Harrison called the program obsolete. He said he would rely on the background check technology at the city-county bureau of investigations.
"287 -G is gone. I did my homework before I decided to run. It is gone," said Harrison. "I made a ton of phone calls and they're not taking any applications to 287-G. Not even using two at 287-G. So, I checked with CCBI and other places, because what I'm trying to do is make sure that no person wanted gets out of jail that's wanted, keeping the dangerous people in jail."
Candidates also shared their plans for school safety. Parents said, the deadly school shooting in Uvalde, Texas remains top of mind.
"I'm doing my homework, now," said Harrison. "I've got a team of people just working with me on training, mental health, everything that I can think of. I've been there, I've done it."
Rowe described his approach to school safety.

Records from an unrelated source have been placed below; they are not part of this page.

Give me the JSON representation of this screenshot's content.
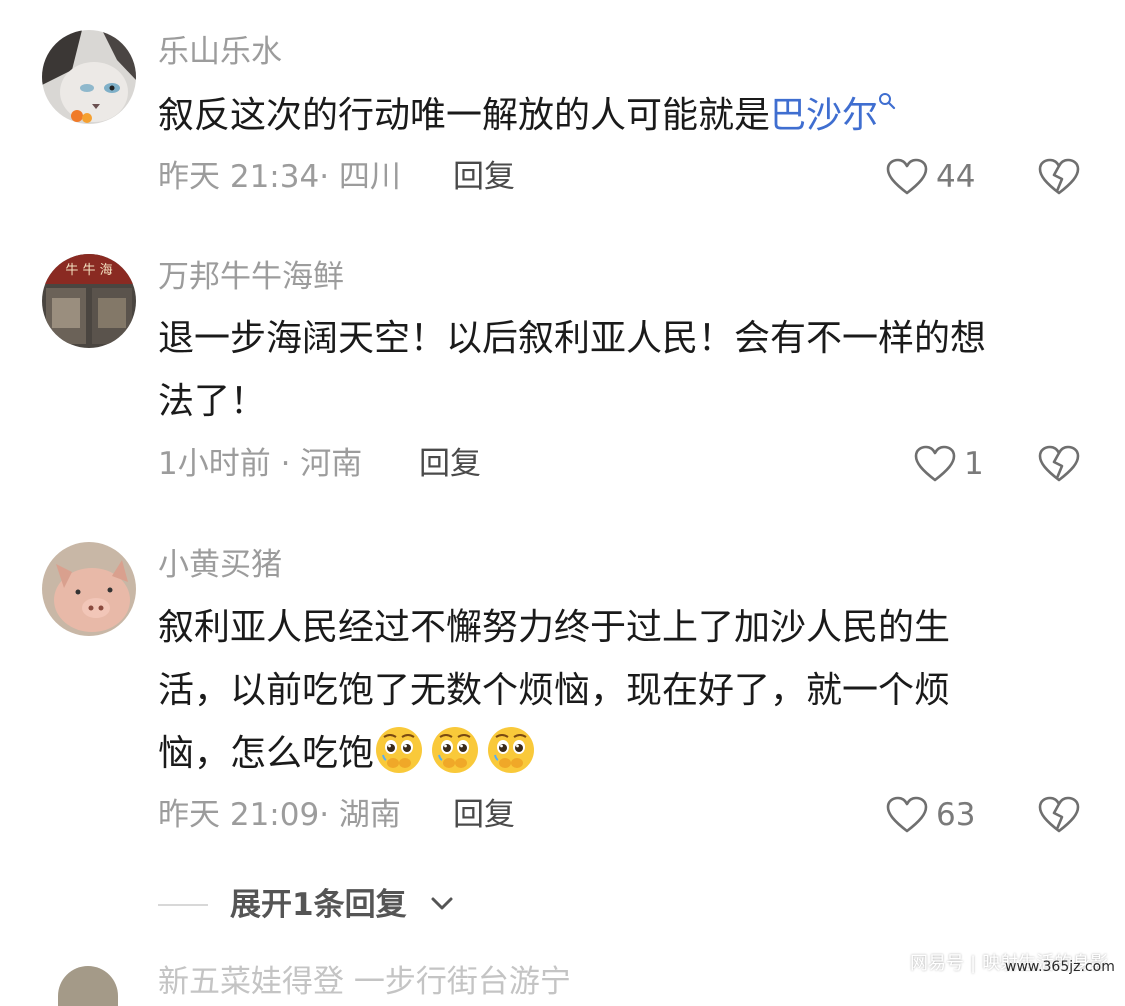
{
  "colors": {
    "username": "#9c9c9c",
    "text": "#1a1a1a",
    "mention": "#3f6ed0",
    "meta": "#9c9c9c",
    "reply": "#4a4a4a",
    "icon": "#6f6f6f"
  },
  "comments": [
    {
      "username": "乐山乐水",
      "text": "叙反这次的行动唯一解放的人可能就是",
      "mention": "巴沙尔",
      "mention_icon": "search-icon",
      "time_location": "昨天 21:34· 四川",
      "reply_label": "回复",
      "likes": "44",
      "like_icon": "heart-icon",
      "dislike_icon": "broken-heart-icon"
    },
    {
      "username": "万邦牛牛海鲜",
      "text_line1": "退一步海阔天空！以后叙利亚人民！会有不一样的想",
      "text_line2": "法了！",
      "time_location": "1小时前 · 河南",
      "reply_label": "回复",
      "likes": "1",
      "like_icon": "heart-icon",
      "dislike_icon": "broken-heart-icon"
    },
    {
      "username": "小黄买猪",
      "text_line1": "叙利亚人民经过不懈努力终于过上了加沙人民的生",
      "text_line2": "活，以前吃饱了无数个烦恼，现在好了，就一个烦",
      "text_line3": "恼，怎么吃饱",
      "emojis": [
        "pleading-face-emoji",
        "pleading-face-emoji",
        "pleading-face-emoji"
      ],
      "time_location": "昨天 21:09· 湖南",
      "reply_label": "回复",
      "likes": "63",
      "like_icon": "heart-icon",
      "dislike_icon": "broken-heart-icon"
    }
  ],
  "expand_replies": {
    "label": "展开1条回复",
    "icon": "chevron-down-icon"
  },
  "next_comment_peek": {
    "text": "新五菜娃得登 一步行街台游宁"
  },
  "watermark": {
    "brand": "网易号",
    "separator": "|",
    "author": "映射生活的身影",
    "url": "www.365jz.com"
  }
}
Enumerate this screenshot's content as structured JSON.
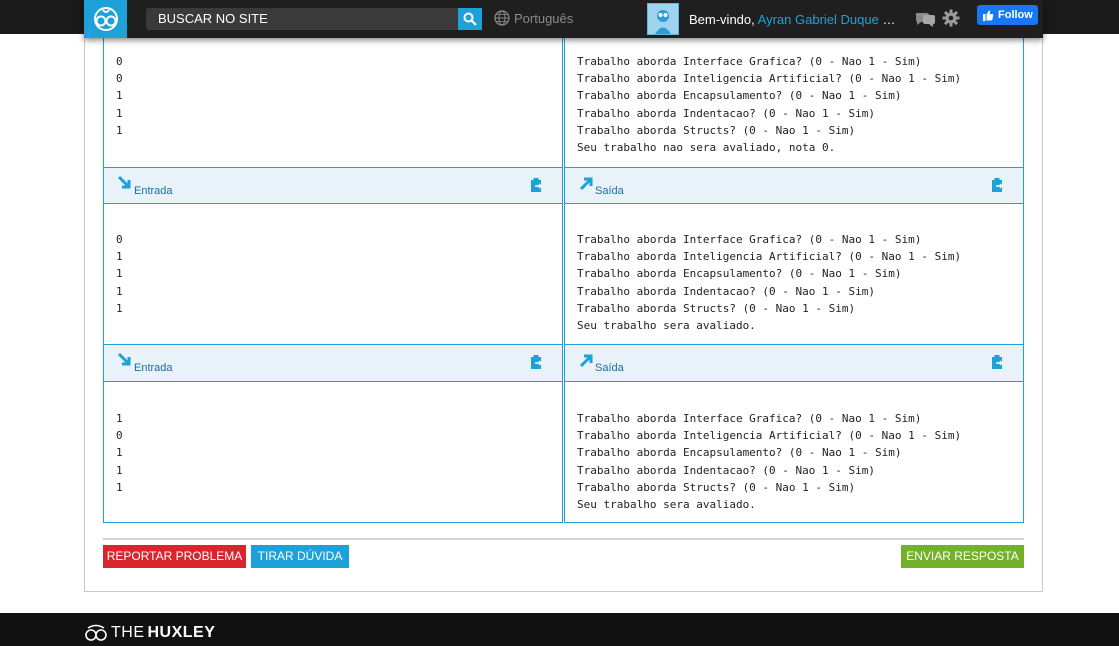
{
  "header": {
    "search_placeholder": "BUSCAR NO SITE",
    "language": "Português",
    "welcome_prefix": "Bem-vindo, ",
    "user_name": "Ayran Gabriel Duque Sou...",
    "follow_label": "Follow"
  },
  "io_rows": [
    {
      "input": [
        "0",
        "0",
        "1",
        "1",
        "1"
      ],
      "output": [
        "Trabalho aborda Interface Grafica? (0 - Nao 1 - Sim)",
        "Trabalho aborda Inteligencia Artificial? (0 - Nao 1 - Sim)",
        "Trabalho aborda Encapsulamento? (0 - Nao 1 - Sim)",
        "Trabalho aborda Indentacao? (0 - Nao 1 - Sim)",
        "Trabalho aborda Structs? (0 - Nao 1 - Sim)",
        "Seu trabalho nao sera avaliado, nota 0."
      ]
    },
    {
      "input_label": "Entrada",
      "output_label": "Saída",
      "input": [
        "0",
        "1",
        "1",
        "1",
        "1"
      ],
      "output": [
        "Trabalho aborda Interface Grafica? (0 - Nao 1 - Sim)",
        "Trabalho aborda Inteligencia Artificial? (0 - Nao 1 - Sim)",
        "Trabalho aborda Encapsulamento? (0 - Nao 1 - Sim)",
        "Trabalho aborda Indentacao? (0 - Nao 1 - Sim)",
        "Trabalho aborda Structs? (0 - Nao 1 - Sim)",
        "Seu trabalho sera avaliado."
      ]
    },
    {
      "input_label": "Entrada",
      "output_label": "Saída",
      "input": [
        "1",
        "0",
        "1",
        "1",
        "1"
      ],
      "output": [
        "Trabalho aborda Interface Grafica? (0 - Nao 1 - Sim)",
        "Trabalho aborda Inteligencia Artificial? (0 - Nao 1 - Sim)",
        "Trabalho aborda Encapsulamento? (0 - Nao 1 - Sim)",
        "Trabalho aborda Indentacao? (0 - Nao 1 - Sim)",
        "Trabalho aborda Structs? (0 - Nao 1 - Sim)",
        "Seu trabalho sera avaliado."
      ]
    }
  ],
  "actions": {
    "report_label": "REPORTAR PROBLEMA",
    "doubt_label": "TIRAR DÚVIDA",
    "send_label": "ENVIAR RESPOSTA"
  },
  "footer": {
    "brand_light": "THE",
    "brand_bold": "HUXLEY"
  },
  "colors": {
    "accent": "#1ea1d9",
    "danger": "#d9262e",
    "success": "#72b12a",
    "header_bg": "#1f1f1f"
  }
}
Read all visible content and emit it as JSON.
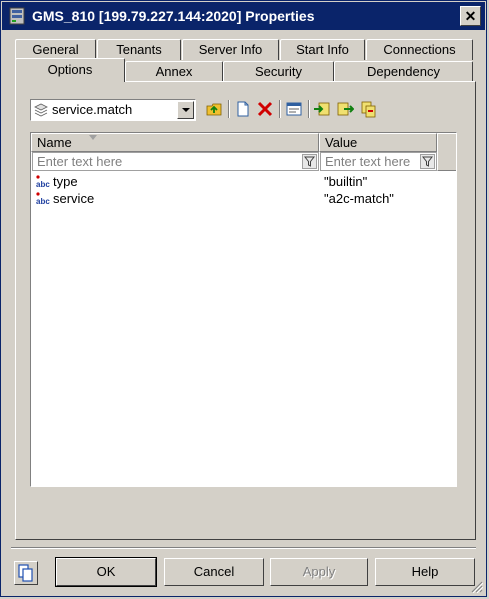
{
  "window": {
    "title": "GMS_810 [199.79.227.144:2020] Properties",
    "close_glyph": "✕"
  },
  "tabs_back": [
    "General",
    "Tenants",
    "Server Info",
    "Start Info",
    "Connections"
  ],
  "tabs_front": [
    "Options",
    "Annex",
    "Security",
    "Dependency"
  ],
  "active_tab": "Options",
  "options": {
    "section_select": "service.match",
    "toolbar": [
      "up-folder-icon",
      "new-icon",
      "delete-icon",
      "properties-icon",
      "import-icon",
      "export-icon",
      "copy-icon"
    ],
    "grid": {
      "columns": [
        "Name",
        "Value"
      ],
      "filter_placeholder": "Enter text here",
      "rows": [
        {
          "name": "type",
          "value": "\"builtin\"",
          "type_icon": "abc"
        },
        {
          "name": "service",
          "value": "\"a2c-match\"",
          "type_icon": "abc"
        }
      ]
    }
  },
  "buttons": {
    "ok": "OK",
    "cancel": "Cancel",
    "apply": "Apply",
    "help": "Help"
  },
  "colors": {
    "titlebar": "#0a246a",
    "face": "#d4d0c8",
    "delete_red": "#d00000"
  }
}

"I think if we examine the threats that are happening, they don't originate from any school, they come from outside and come in. So, I think we need to address the threat outside. And once I talked with all the stakeholders, we make a determination, do we need SROs inside the school or out? I prefer my officers to be outside of school at a point of entry," Rowe said.
Wednesday night's forum was the first of several political forums scheduled to address the concerns of the Latino community ahead of the November 22 midterm elections.